### DATA TO EXAMINE
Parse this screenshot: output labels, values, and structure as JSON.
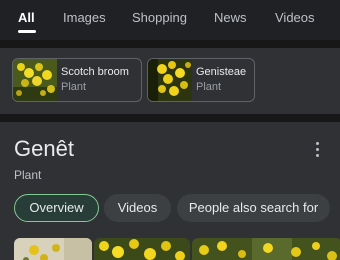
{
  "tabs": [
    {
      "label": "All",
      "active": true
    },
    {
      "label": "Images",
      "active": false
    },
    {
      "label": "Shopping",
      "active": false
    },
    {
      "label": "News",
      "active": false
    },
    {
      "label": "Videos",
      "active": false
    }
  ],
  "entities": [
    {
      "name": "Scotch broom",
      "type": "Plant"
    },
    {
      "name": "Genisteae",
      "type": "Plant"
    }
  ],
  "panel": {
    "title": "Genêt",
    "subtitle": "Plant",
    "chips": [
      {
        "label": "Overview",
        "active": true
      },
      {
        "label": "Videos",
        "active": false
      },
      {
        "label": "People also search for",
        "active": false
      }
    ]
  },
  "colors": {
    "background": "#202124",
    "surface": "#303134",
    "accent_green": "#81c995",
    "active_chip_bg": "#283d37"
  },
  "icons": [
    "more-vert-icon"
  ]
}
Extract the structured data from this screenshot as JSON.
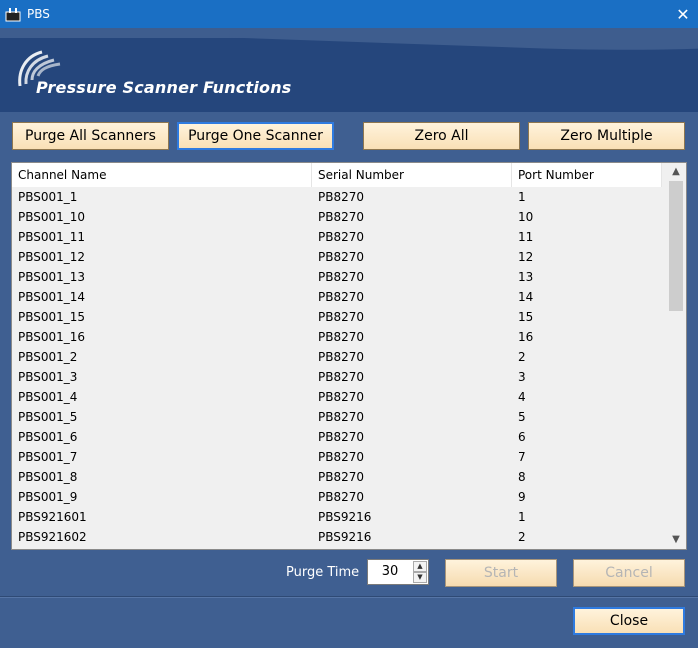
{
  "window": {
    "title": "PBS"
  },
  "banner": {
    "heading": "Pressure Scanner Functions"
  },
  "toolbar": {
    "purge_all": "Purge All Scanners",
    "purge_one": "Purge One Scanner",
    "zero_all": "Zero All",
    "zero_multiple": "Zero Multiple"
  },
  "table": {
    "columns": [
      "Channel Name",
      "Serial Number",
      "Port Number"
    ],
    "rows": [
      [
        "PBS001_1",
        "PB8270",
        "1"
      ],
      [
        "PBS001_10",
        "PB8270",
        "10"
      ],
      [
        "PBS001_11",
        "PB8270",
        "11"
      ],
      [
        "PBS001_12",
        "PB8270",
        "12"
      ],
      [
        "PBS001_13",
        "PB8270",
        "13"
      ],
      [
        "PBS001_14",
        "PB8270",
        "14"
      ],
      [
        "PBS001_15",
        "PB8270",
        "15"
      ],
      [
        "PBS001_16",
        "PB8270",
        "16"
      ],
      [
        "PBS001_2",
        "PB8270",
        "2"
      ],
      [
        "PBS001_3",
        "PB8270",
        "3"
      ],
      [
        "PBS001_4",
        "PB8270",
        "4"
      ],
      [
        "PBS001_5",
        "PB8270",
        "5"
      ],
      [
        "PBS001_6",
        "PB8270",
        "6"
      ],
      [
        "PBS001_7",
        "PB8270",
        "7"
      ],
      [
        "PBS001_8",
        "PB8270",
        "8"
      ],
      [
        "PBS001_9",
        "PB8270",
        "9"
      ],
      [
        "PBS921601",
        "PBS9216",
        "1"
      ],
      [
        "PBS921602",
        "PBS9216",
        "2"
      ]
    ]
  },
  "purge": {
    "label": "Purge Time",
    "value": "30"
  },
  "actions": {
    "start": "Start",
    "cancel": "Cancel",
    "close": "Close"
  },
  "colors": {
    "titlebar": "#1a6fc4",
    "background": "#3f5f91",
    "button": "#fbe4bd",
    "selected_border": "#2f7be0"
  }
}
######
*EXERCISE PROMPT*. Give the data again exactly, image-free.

*SOLUTION TO THIS TASK*.
Parse this screenshot: output labels, values, and structure as JSON.
{
  "tabs": [
    {
      "label": "All",
      "active": true
    },
    {
      "label": "Images",
      "active": false
    },
    {
      "label": "Shopping",
      "active": false
    },
    {
      "label": "News",
      "active": false
    },
    {
      "label": "Videos",
      "active": false
    }
  ],
  "entities": [
    {
      "name": "Scotch broom",
      "type": "Plant"
    },
    {
      "name": "Genisteae",
      "type": "Plant"
    }
  ],
  "panel": {
    "title": "Genêt",
    "subtitle": "Plant",
    "chips": [
      {
        "label": "Overview",
        "active": true
      },
      {
        "label": "Videos",
        "active": false
      },
      {
        "label": "People also search for",
        "active": false
      }
    ]
  },
  "colors": {
    "background": "#202124",
    "surface": "#303134",
    "accent_green": "#81c995",
    "active_chip_bg": "#283d37"
  },
  "icons": [
    "more-vert-icon"
  ]
}
Extract the structured data from this screenshot as JSON.
{
  "window": {
    "title": "PBS"
  },
  "banner": {
    "heading": "Pressure Scanner Functions"
  },
  "toolbar": {
    "purge_all": "Purge All Scanners",
    "purge_one": "Purge One Scanner",
    "zero_all": "Zero All",
    "zero_multiple": "Zero Multiple"
  },
  "table": {
    "columns": [
      "Channel Name",
      "Serial Number",
      "Port Number"
    ],
    "rows": [
      [
        "PBS001_1",
        "PB8270",
        "1"
      ],
      [
        "PBS001_10",
        "PB8270",
        "10"
      ],
      [
        "PBS001_11",
        "PB8270",
        "11"
      ],
      [
        "PBS001_12",
        "PB8270",
        "12"
      ],
      [
        "PBS001_13",
        "PB8270",
        "13"
      ],
      [
        "PBS001_14",
        "PB8270",
        "14"
      ],
      [
        "PBS001_15",
        "PB8270",
        "15"
      ],
      [
        "PBS001_16",
        "PB8270",
        "16"
      ],
      [
        "PBS001_2",
        "PB8270",
        "2"
      ],
      [
        "PBS001_3",
        "PB8270",
        "3"
      ],
      [
        "PBS001_4",
        "PB8270",
        "4"
      ],
      [
        "PBS001_5",
        "PB8270",
        "5"
      ],
      [
        "PBS001_6",
        "PB8270",
        "6"
      ],
      [
        "PBS001_7",
        "PB8270",
        "7"
      ],
      [
        "PBS001_8",
        "PB8270",
        "8"
      ],
      [
        "PBS001_9",
        "PB8270",
        "9"
      ],
      [
        "PBS921601",
        "PBS9216",
        "1"
      ],
      [
        "PBS921602",
        "PBS9216",
        "2"
      ]
    ]
  },
  "purge": {
    "label": "Purge Time",
    "value": "30"
  },
  "actions": {
    "start": "Start",
    "cancel": "Cancel",
    "close": "Close"
  },
  "colors": {
    "titlebar": "#1a6fc4",
    "background": "#3f5f91",
    "button": "#fbe4bd",
    "selected_border": "#2f7be0"
  }
}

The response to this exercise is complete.